Start of Block

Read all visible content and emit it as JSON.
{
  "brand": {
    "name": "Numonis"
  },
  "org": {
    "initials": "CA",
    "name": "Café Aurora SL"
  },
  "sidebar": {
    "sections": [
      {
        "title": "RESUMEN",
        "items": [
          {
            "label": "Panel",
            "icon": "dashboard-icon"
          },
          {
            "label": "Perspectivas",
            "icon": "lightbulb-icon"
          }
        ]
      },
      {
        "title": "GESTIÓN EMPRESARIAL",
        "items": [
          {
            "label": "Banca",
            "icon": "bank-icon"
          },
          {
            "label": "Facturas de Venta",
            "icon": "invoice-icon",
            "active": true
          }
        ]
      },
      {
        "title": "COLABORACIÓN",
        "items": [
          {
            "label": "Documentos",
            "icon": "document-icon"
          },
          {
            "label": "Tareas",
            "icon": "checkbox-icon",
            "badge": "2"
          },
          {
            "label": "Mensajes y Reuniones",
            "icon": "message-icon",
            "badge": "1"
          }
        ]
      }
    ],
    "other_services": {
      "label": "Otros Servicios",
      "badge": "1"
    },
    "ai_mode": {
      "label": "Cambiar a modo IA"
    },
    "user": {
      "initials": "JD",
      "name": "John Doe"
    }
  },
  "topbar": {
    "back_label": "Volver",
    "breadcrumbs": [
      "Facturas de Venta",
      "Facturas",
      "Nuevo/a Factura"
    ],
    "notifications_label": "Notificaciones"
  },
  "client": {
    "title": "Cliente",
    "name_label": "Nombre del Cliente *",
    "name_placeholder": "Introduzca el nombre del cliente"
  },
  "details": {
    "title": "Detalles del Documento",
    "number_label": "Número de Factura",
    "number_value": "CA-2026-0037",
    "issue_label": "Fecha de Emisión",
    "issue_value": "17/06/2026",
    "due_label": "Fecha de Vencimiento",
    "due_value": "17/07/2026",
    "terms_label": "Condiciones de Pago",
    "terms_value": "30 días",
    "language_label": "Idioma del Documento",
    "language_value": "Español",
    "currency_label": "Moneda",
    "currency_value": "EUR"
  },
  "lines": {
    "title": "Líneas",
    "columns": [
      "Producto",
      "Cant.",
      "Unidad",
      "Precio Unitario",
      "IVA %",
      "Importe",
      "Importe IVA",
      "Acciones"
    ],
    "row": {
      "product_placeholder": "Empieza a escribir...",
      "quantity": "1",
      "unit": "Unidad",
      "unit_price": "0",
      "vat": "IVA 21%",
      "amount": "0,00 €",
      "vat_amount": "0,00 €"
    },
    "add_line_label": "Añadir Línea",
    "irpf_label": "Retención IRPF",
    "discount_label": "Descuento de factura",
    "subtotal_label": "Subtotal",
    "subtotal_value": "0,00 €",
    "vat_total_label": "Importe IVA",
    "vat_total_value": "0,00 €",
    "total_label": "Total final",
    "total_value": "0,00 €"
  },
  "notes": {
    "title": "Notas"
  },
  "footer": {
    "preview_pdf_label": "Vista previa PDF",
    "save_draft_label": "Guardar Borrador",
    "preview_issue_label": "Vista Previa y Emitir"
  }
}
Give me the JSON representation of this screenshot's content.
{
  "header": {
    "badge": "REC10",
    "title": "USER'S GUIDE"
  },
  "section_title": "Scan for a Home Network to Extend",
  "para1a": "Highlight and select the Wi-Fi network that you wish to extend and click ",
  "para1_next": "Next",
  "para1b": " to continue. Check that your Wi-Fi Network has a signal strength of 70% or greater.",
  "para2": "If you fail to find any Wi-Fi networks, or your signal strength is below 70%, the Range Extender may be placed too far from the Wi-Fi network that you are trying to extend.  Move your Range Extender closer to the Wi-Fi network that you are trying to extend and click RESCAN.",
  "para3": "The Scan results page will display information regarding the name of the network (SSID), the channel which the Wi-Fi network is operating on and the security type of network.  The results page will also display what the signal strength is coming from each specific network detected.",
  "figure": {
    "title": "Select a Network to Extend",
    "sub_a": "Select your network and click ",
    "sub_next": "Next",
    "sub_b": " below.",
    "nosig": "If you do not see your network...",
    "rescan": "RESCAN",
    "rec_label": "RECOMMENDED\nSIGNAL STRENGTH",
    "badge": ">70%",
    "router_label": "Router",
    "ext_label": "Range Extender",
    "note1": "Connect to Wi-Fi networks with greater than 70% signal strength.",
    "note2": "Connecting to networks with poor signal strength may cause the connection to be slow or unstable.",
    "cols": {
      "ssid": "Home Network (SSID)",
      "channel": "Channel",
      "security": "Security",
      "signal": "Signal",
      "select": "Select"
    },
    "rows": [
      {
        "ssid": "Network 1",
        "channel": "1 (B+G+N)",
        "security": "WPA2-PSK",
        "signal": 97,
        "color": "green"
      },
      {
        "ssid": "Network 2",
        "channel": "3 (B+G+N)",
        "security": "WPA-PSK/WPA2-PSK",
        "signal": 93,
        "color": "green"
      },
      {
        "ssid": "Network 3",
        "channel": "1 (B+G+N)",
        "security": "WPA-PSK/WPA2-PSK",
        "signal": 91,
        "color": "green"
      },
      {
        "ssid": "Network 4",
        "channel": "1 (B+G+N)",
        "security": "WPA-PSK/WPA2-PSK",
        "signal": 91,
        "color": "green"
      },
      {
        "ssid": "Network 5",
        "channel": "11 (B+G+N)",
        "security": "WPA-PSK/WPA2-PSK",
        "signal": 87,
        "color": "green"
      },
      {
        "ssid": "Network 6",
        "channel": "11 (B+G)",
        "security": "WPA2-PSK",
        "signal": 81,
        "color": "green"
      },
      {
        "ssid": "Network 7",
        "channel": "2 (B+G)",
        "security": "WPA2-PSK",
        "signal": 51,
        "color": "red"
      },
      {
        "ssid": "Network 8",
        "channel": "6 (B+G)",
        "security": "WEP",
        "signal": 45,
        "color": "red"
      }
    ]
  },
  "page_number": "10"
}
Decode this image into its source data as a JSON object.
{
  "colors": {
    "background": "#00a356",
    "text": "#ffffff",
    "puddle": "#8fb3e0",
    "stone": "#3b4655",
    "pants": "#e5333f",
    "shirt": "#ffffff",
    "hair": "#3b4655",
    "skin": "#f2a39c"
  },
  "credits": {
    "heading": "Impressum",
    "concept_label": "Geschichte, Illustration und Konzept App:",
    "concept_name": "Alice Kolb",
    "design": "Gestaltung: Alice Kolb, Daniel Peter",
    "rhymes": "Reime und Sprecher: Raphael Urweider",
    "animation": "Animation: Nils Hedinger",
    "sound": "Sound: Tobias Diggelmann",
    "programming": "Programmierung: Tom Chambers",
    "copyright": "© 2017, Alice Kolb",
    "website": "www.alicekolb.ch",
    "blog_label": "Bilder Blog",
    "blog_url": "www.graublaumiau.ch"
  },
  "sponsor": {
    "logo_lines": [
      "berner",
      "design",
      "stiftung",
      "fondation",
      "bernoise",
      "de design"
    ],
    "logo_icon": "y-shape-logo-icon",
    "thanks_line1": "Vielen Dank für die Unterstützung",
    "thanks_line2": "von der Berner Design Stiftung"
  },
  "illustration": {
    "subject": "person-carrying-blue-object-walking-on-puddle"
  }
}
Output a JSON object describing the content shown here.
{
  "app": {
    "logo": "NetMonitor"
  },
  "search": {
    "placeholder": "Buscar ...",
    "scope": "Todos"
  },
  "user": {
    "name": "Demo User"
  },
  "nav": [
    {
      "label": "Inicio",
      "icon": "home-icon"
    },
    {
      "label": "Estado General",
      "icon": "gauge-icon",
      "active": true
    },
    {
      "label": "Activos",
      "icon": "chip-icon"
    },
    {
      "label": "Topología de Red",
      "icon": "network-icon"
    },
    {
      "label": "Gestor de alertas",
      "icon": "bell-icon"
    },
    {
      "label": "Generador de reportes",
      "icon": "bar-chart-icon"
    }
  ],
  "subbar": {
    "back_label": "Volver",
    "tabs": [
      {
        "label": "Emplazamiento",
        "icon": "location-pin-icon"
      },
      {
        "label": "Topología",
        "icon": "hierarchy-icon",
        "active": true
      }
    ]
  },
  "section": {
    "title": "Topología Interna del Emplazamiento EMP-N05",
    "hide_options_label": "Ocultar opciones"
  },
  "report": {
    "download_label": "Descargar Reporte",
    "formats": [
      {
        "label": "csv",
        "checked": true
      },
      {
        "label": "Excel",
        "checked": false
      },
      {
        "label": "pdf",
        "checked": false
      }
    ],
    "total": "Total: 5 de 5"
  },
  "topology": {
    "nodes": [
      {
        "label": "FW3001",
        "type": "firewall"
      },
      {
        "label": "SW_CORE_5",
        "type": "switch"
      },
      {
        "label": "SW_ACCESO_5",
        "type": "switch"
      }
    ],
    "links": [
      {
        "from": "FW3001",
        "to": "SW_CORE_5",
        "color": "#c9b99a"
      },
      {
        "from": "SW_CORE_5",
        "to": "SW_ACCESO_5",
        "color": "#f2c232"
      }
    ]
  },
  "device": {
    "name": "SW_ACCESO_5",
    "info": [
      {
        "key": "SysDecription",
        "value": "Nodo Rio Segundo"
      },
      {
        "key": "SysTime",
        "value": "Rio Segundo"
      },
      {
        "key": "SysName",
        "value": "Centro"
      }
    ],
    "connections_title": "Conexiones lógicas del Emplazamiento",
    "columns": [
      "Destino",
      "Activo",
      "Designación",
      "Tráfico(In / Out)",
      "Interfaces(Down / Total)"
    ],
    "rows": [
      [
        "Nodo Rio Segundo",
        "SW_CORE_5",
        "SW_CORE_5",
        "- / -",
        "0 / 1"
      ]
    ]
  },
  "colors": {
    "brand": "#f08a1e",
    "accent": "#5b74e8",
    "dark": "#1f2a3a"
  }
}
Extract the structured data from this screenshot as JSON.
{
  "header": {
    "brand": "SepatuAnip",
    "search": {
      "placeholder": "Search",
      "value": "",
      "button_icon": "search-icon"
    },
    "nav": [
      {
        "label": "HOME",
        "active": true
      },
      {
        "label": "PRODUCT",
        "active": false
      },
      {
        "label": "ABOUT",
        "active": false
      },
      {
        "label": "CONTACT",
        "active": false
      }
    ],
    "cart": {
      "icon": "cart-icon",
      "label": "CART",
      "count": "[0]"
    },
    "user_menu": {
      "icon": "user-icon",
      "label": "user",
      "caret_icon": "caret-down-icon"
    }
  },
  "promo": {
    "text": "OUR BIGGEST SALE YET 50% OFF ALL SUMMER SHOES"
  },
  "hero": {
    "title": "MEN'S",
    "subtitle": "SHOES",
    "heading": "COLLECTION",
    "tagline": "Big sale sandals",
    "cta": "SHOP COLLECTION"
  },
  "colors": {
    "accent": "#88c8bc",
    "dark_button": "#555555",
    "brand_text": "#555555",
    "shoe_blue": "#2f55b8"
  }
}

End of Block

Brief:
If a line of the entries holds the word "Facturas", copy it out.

Reply:
            "label": "Facturas de Venta",
      "Facturas de Venta",
      "Facturas",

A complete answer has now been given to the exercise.